━━━━━ Material to process ━━━━━
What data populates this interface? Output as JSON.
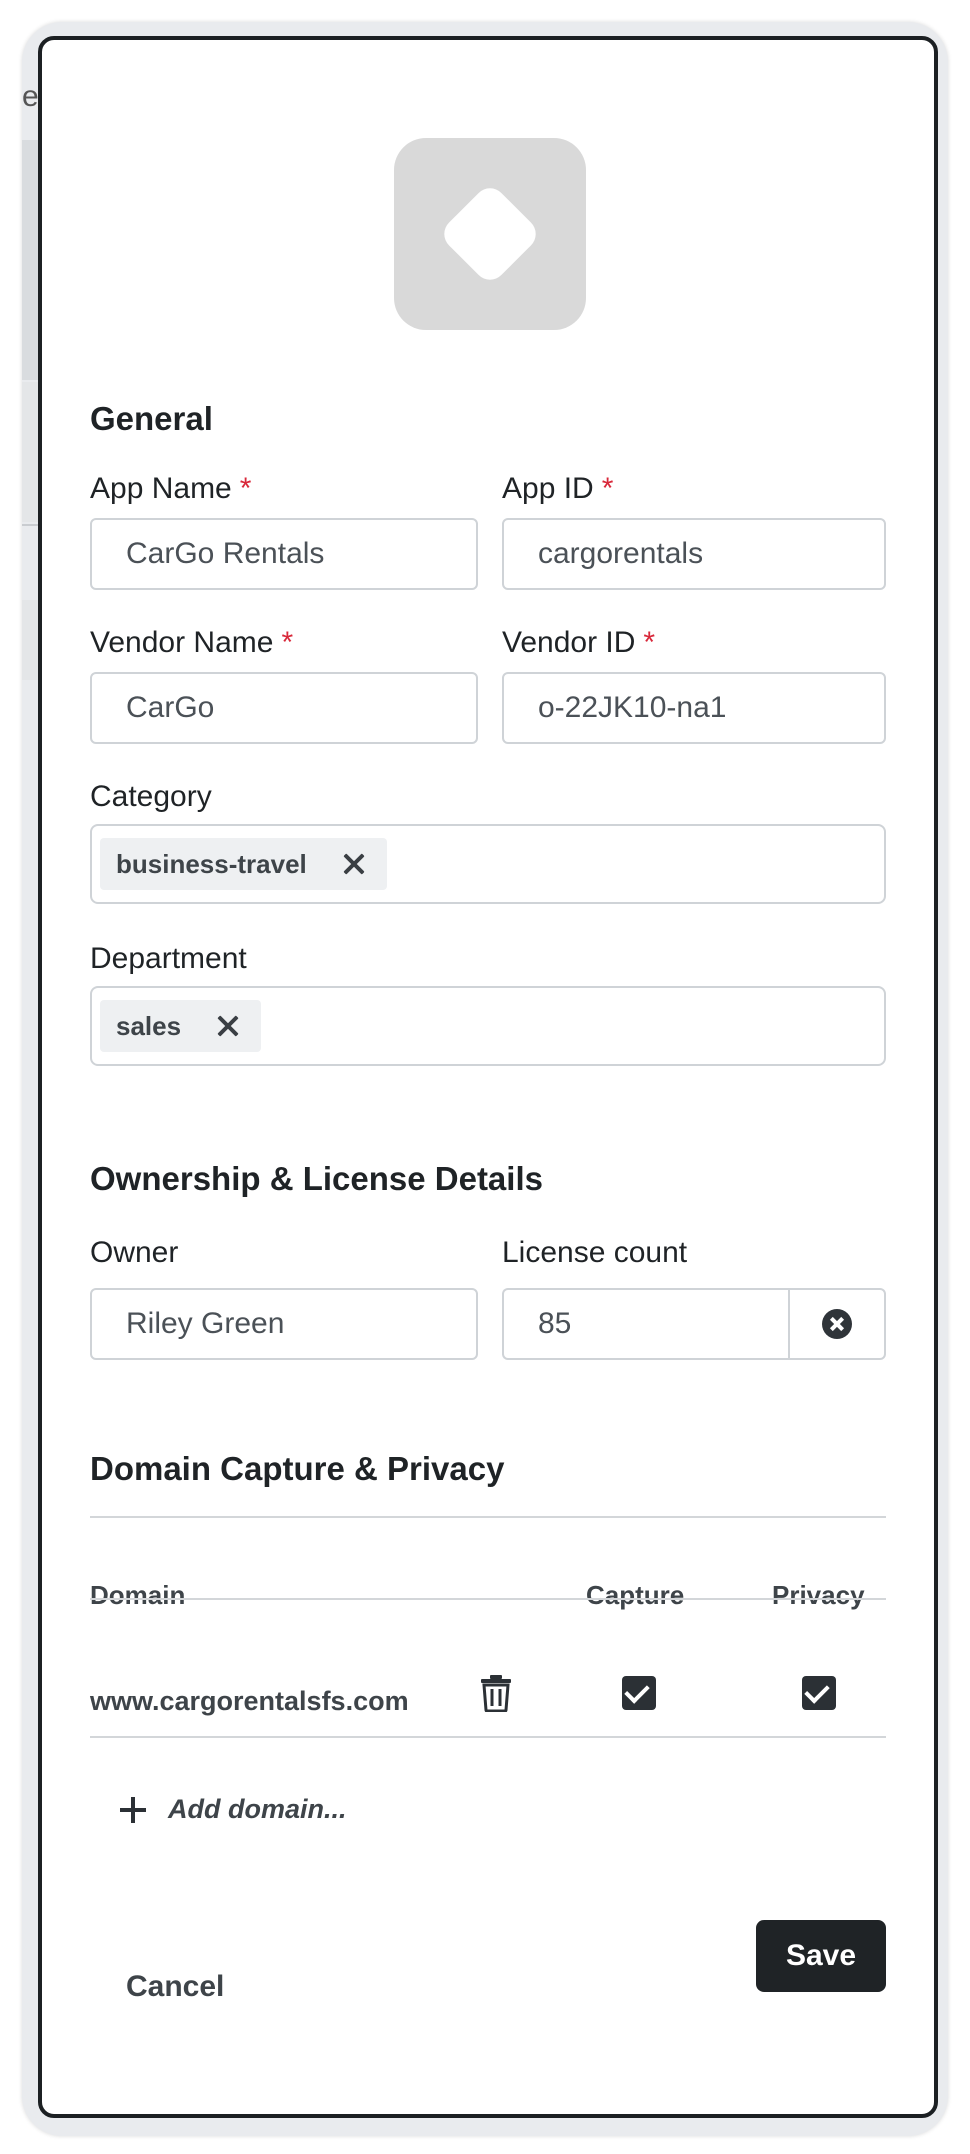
{
  "background": {
    "partial_letter": "e"
  },
  "modal": {
    "app_icon": "diamond-icon",
    "general": {
      "title": "General",
      "app_name_label": "App Name",
      "app_name_value": "CarGo Rentals",
      "app_id_label": "App ID",
      "app_id_value": "cargorentals",
      "vendor_name_label": "Vendor Name",
      "vendor_name_value": "CarGo",
      "vendor_id_label": "Vendor ID",
      "vendor_id_value": "o-22JK10-na1",
      "required_marker": "*",
      "category_label": "Category",
      "category_tags": [
        "business-travel"
      ],
      "department_label": "Department",
      "department_tags": [
        "sales"
      ]
    },
    "ownership": {
      "title": "Ownership & License Details",
      "owner_label": "Owner",
      "owner_value": "Riley Green",
      "license_label": "License count",
      "license_value": "85"
    },
    "domains": {
      "title": "Domain Capture & Privacy",
      "columns": [
        "Domain",
        "Capture",
        "Privacy"
      ],
      "rows": [
        {
          "domain": "www.cargorentalsfs.com",
          "capture": true,
          "privacy": true
        }
      ],
      "add_label": "Add domain..."
    },
    "actions": {
      "cancel": "Cancel",
      "save": "Save"
    }
  },
  "colors": {
    "accent_dark": "#1f2326",
    "required": "#d8283a",
    "border": "#cfd3d7"
  }
}
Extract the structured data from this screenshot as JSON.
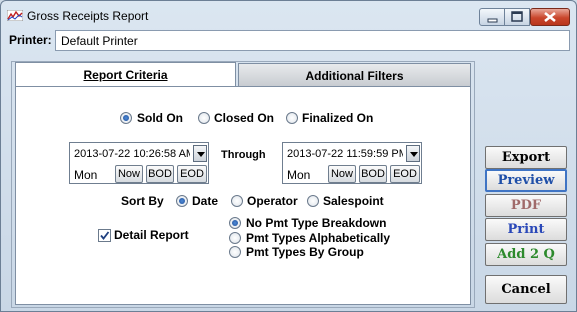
{
  "window": {
    "title": "Gross Receipts Report"
  },
  "printer": {
    "label": "Printer:",
    "value": "Default Printer"
  },
  "tabs": {
    "report_criteria": "Report Criteria",
    "additional_filters": "Additional Filters"
  },
  "date_mode": {
    "options": [
      "Sold On",
      "Closed On",
      "Finalized On"
    ],
    "selected": "Sold On"
  },
  "range": {
    "start": {
      "value": "2013-07-22 10:26:58 AM",
      "day": "Mon"
    },
    "through_label": "Through",
    "end": {
      "value": "2013-07-22 11:59:59 PM",
      "day": "Mon"
    },
    "buttons": {
      "now": "Now",
      "bod": "BOD",
      "eod": "EOD"
    }
  },
  "sort": {
    "label": "Sort By",
    "options": [
      "Date",
      "Operator",
      "Salespoint"
    ],
    "selected": "Date"
  },
  "detail_report": {
    "label": "Detail Report",
    "checked": true
  },
  "pmt": {
    "options": [
      "No Pmt Type Breakdown",
      "Pmt Types Alphabetically",
      "Pmt Types By Group"
    ],
    "selected": "No Pmt Type Breakdown"
  },
  "side_buttons": {
    "export": "Export",
    "preview": "Preview",
    "pdf": "PDF",
    "print": "Print",
    "add2q": "Add 2 Q",
    "cancel": "Cancel"
  },
  "colors": {
    "preview_border": "#3f74c4",
    "pdf_text": "#a06a6a",
    "print_text": "#2a48b8",
    "add2q_text": "#2d8a2d",
    "close_button": "#c9462c"
  },
  "icons": [
    "app-icon",
    "minimize-icon",
    "maximize-icon",
    "close-icon",
    "dropdown-arrow-icon",
    "checkmark-icon"
  ]
}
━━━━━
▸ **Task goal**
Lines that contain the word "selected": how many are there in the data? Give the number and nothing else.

▸ **Your response**
3